App and web page records
━━━━
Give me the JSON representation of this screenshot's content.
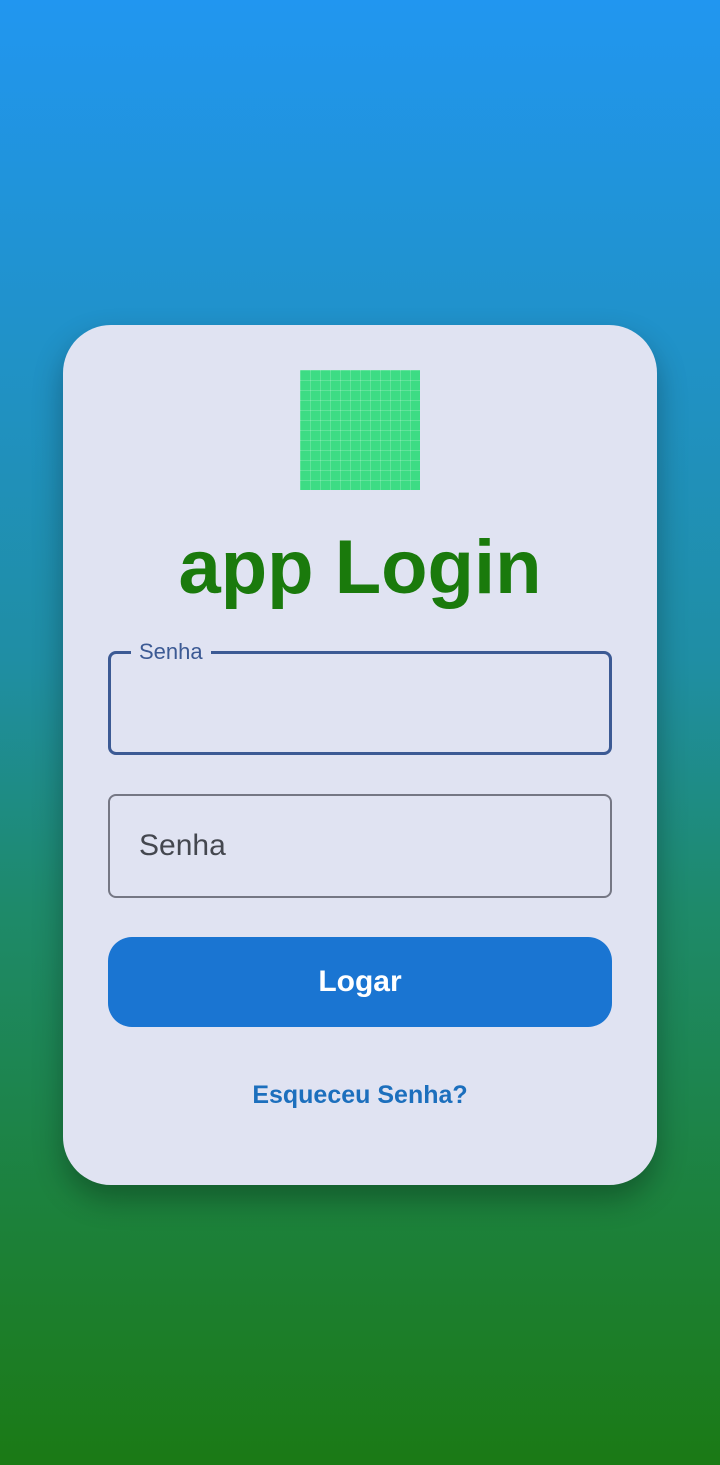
{
  "app": {
    "title": "app Login",
    "logo_icon": "android-grid-icon",
    "logo_color": "#3ddc84"
  },
  "form": {
    "user_field_label": "Senha",
    "user_field_value": "",
    "password_placeholder": "Senha",
    "login_button_label": "Logar",
    "forgot_link": "Esqueceu Senha?"
  },
  "colors": {
    "title": "#1a7a0c",
    "button": "#1a75d2",
    "link": "#1c6fbd",
    "focused_border": "#3c5a94",
    "card_bg": "#e0e3f2"
  }
}
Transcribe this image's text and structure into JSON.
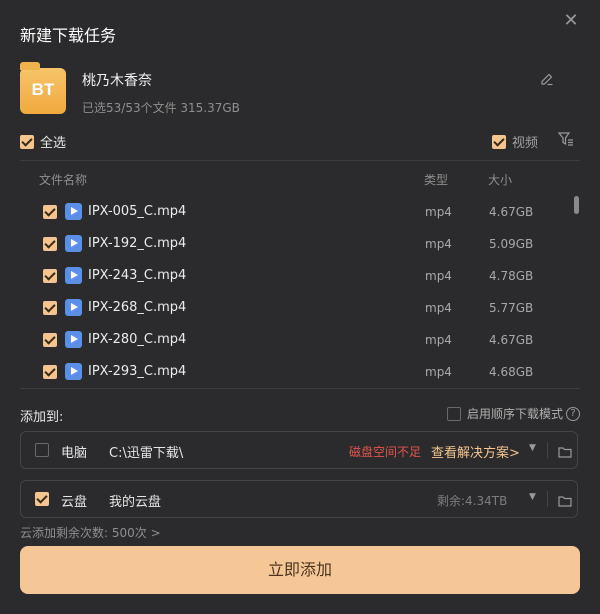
{
  "dialog": {
    "title": "新建下载任务"
  },
  "task": {
    "badge": "BT",
    "name": "桃乃木香奈",
    "info": "已选53/53个文件 315.37GB"
  },
  "filters": {
    "select_all": "全选",
    "video": "视频"
  },
  "columns": {
    "name": "文件名称",
    "type": "类型",
    "size": "大小"
  },
  "files": [
    {
      "name": "IPX-005_C.mp4",
      "type": "mp4",
      "size": "4.67GB"
    },
    {
      "name": "IPX-192_C.mp4",
      "type": "mp4",
      "size": "5.09GB"
    },
    {
      "name": "IPX-243_C.mp4",
      "type": "mp4",
      "size": "4.78GB"
    },
    {
      "name": "IPX-268_C.mp4",
      "type": "mp4",
      "size": "5.77GB"
    },
    {
      "name": "IPX-280_C.mp4",
      "type": "mp4",
      "size": "4.67GB"
    },
    {
      "name": "IPX-293_C.mp4",
      "type": "mp4",
      "size": "4.68GB"
    }
  ],
  "add_to": {
    "label": "添加到:",
    "sequential_label": "启用顺序下载模式",
    "help": "?",
    "local": {
      "label": "电脑",
      "path": "C:\\迅雷下载\\",
      "warning": "磁盘空间不足",
      "solution": "查看解决方案>"
    },
    "cloud": {
      "label": "云盘",
      "path": "我的云盘",
      "remaining": "剩余:4.34TB"
    }
  },
  "quota": "云添加剩余次数: 500次 >",
  "submit": "立即添加",
  "colors": {
    "accent": "#f6c796",
    "warning": "#e5534b",
    "file_icon": "#5b8fe8"
  }
}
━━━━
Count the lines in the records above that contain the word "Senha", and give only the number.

Exercise output: 3